- Create a
Corestream and send the geometry to Revit
# Send the floor slabs and truss to complete the model
To finish off our model, let's now send the floor slabs and truss with the automagic method. We don't need to worry about missing schemas in the Leadenhallish::Floor Slabs layer since it only has horizontal surfaces, and the truss curves in Leadenhallish::Structure sublayers will be smartly picked up as either
- Lock the previous layer and unhide Leadenhallish::Structure and select Leadenhallish::Floor Slabs. Select all containing geometry.
- Apply schemas automatically with the ApplySpeckleSchema command.
- Cycle through some of the truss members to look at their assigned schema: lines with < 45 degree deviation from vertical are assigned as columns, while all others are assigned as beams.
- Create a
Floors and Trussstream and send to Revit - our Leadenhall lookalike building is now complete!
Detailed information on the Rhino schema commands used in this tutorial can be found under the

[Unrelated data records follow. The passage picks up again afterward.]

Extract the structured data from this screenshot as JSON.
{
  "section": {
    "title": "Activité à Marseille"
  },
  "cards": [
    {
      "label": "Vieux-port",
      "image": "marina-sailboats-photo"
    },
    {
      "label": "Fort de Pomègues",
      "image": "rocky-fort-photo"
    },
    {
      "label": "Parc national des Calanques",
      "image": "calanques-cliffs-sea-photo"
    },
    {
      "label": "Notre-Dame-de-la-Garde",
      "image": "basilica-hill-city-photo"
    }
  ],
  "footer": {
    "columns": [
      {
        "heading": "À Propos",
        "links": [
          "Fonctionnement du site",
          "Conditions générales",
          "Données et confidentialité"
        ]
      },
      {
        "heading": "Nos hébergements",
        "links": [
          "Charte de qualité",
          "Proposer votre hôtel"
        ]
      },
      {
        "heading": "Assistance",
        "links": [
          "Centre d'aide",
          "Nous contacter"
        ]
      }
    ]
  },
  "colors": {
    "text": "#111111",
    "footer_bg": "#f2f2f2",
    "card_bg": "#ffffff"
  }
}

Advanced User section in the Rhino User Guide. This feature is an early prototype, so we currently do not offer control over specific family types during schema assignment: ⚠ all geometry with schemas are assigned a default type upon conversion into Revit.
To remove schemas applied during this tutorial and start over:
- Type RemoveSpeckleSchema in the command line
- Select objects to remove schemas from
- Press Enter - Speckle AUT strings are now deleted from all selected objects!